Work order: Each entry should be restated word for word, with all pictures left out.

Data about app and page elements
◇ ◇ ◇ ◇ ◇ ◇ ◇
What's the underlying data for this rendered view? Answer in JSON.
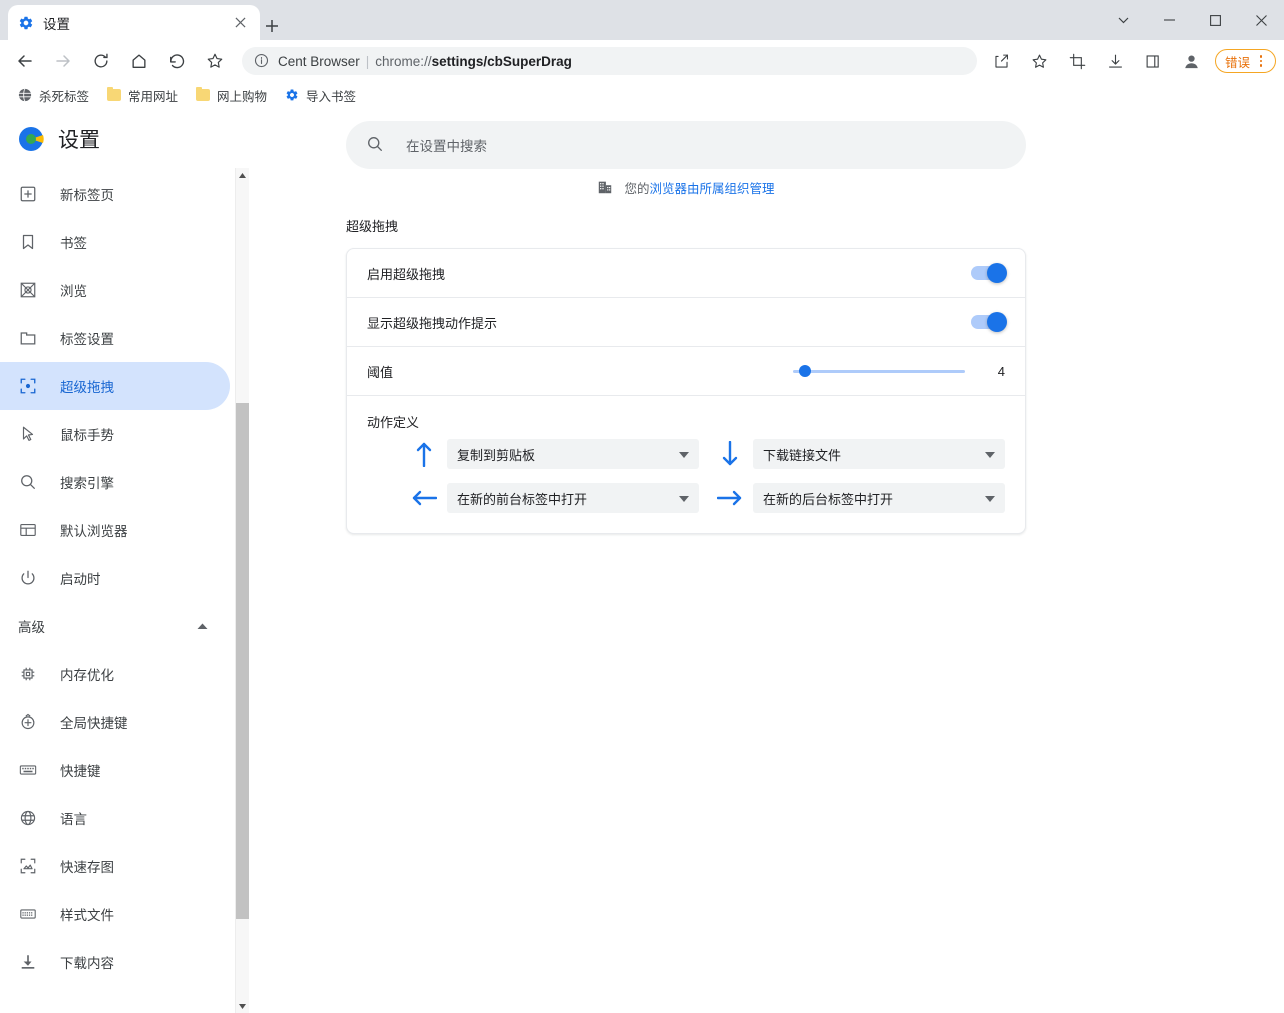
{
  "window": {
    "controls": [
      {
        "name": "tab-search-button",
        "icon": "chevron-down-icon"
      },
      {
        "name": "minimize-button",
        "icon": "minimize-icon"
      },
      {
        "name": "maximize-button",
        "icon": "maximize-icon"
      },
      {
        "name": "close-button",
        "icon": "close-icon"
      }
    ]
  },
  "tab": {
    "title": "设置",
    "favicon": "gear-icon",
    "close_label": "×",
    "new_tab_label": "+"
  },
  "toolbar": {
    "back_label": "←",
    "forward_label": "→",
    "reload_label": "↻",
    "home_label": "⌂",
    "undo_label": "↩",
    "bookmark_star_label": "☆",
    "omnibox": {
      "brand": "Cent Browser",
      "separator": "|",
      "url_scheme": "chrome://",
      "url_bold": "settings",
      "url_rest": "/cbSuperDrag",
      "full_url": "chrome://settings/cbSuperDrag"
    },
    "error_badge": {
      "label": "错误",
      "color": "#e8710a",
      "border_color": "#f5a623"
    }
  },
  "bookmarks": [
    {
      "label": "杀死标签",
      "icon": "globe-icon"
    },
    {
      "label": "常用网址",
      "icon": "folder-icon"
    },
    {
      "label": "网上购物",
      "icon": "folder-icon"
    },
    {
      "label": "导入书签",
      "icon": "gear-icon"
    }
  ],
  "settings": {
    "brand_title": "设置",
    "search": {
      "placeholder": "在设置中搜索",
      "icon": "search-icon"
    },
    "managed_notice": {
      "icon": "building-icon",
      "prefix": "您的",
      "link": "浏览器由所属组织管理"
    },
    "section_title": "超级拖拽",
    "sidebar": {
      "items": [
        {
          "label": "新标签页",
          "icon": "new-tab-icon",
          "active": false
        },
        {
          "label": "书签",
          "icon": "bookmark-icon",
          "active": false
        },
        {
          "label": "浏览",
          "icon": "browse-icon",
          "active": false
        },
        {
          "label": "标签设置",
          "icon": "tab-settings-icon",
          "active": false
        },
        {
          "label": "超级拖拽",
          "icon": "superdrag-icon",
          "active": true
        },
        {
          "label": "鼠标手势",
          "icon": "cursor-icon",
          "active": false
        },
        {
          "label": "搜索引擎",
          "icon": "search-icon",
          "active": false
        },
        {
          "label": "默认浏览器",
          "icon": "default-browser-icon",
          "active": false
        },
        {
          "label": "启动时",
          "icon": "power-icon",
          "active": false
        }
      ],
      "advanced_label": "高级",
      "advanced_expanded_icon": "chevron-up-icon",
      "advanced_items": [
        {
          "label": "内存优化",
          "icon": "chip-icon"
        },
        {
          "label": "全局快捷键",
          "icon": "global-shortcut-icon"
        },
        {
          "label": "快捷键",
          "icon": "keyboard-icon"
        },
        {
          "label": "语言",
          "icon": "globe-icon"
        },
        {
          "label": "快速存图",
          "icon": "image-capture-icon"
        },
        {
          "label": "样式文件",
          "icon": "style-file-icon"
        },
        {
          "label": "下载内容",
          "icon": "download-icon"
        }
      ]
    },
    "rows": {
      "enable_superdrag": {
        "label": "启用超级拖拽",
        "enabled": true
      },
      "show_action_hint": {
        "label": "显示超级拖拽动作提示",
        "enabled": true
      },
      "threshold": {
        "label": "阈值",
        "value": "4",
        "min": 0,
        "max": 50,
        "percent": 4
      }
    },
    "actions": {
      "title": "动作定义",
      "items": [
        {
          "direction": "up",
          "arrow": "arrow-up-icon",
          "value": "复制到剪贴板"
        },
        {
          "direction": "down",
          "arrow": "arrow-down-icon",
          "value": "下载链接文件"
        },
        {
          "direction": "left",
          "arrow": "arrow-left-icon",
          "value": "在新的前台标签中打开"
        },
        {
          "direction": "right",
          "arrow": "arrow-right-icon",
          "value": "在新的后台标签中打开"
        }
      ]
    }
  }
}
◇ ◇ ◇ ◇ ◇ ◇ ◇
Problem solution:
What's the underlying data for this rendered view? Answer in JSON.
{
  "window": {
    "controls": [
      {
        "name": "tab-search-button",
        "icon": "chevron-down-icon"
      },
      {
        "name": "minimize-button",
        "icon": "minimize-icon"
      },
      {
        "name": "maximize-button",
        "icon": "maximize-icon"
      },
      {
        "name": "close-button",
        "icon": "close-icon"
      }
    ]
  },
  "tab": {
    "title": "设置",
    "favicon": "gear-icon",
    "close_label": "×",
    "new_tab_label": "+"
  },
  "toolbar": {
    "back_label": "←",
    "forward_label": "→",
    "reload_label": "↻",
    "home_label": "⌂",
    "undo_label": "↩",
    "bookmark_star_label": "☆",
    "omnibox": {
      "brand": "Cent Browser",
      "separator": "|",
      "url_scheme": "chrome://",
      "url_bold": "settings",
      "url_rest": "/cbSuperDrag",
      "full_url": "chrome://settings/cbSuperDrag"
    },
    "error_badge": {
      "label": "错误",
      "color": "#e8710a",
      "border_color": "#f5a623"
    }
  },
  "bookmarks": [
    {
      "label": "杀死标签",
      "icon": "globe-icon"
    },
    {
      "label": "常用网址",
      "icon": "folder-icon"
    },
    {
      "label": "网上购物",
      "icon": "folder-icon"
    },
    {
      "label": "导入书签",
      "icon": "gear-icon"
    }
  ],
  "settings": {
    "brand_title": "设置",
    "search": {
      "placeholder": "在设置中搜索",
      "icon": "search-icon"
    },
    "managed_notice": {
      "icon": "building-icon",
      "prefix": "您的",
      "link": "浏览器由所属组织管理"
    },
    "section_title": "超级拖拽",
    "sidebar": {
      "items": [
        {
          "label": "新标签页",
          "icon": "new-tab-icon",
          "active": false
        },
        {
          "label": "书签",
          "icon": "bookmark-icon",
          "active": false
        },
        {
          "label": "浏览",
          "icon": "browse-icon",
          "active": false
        },
        {
          "label": "标签设置",
          "icon": "tab-settings-icon",
          "active": false
        },
        {
          "label": "超级拖拽",
          "icon": "superdrag-icon",
          "active": true
        },
        {
          "label": "鼠标手势",
          "icon": "cursor-icon",
          "active": false
        },
        {
          "label": "搜索引擎",
          "icon": "search-icon",
          "active": false
        },
        {
          "label": "默认浏览器",
          "icon": "default-browser-icon",
          "active": false
        },
        {
          "label": "启动时",
          "icon": "power-icon",
          "active": false
        }
      ],
      "advanced_label": "高级",
      "advanced_expanded_icon": "chevron-up-icon",
      "advanced_items": [
        {
          "label": "内存优化",
          "icon": "chip-icon"
        },
        {
          "label": "全局快捷键",
          "icon": "global-shortcut-icon"
        },
        {
          "label": "快捷键",
          "icon": "keyboard-icon"
        },
        {
          "label": "语言",
          "icon": "globe-icon"
        },
        {
          "label": "快速存图",
          "icon": "image-capture-icon"
        },
        {
          "label": "样式文件",
          "icon": "style-file-icon"
        },
        {
          "label": "下载内容",
          "icon": "download-icon"
        }
      ]
    },
    "rows": {
      "enable_superdrag": {
        "label": "启用超级拖拽",
        "enabled": true
      },
      "show_action_hint": {
        "label": "显示超级拖拽动作提示",
        "enabled": true
      },
      "threshold": {
        "label": "阈值",
        "value": "4",
        "min": 0,
        "max": 50,
        "percent": 4
      }
    },
    "actions": {
      "title": "动作定义",
      "items": [
        {
          "direction": "up",
          "arrow": "arrow-up-icon",
          "value": "复制到剪贴板"
        },
        {
          "direction": "down",
          "arrow": "arrow-down-icon",
          "value": "下载链接文件"
        },
        {
          "direction": "left",
          "arrow": "arrow-left-icon",
          "value": "在新的前台标签中打开"
        },
        {
          "direction": "right",
          "arrow": "arrow-right-icon",
          "value": "在新的后台标签中打开"
        }
      ]
    }
  }
}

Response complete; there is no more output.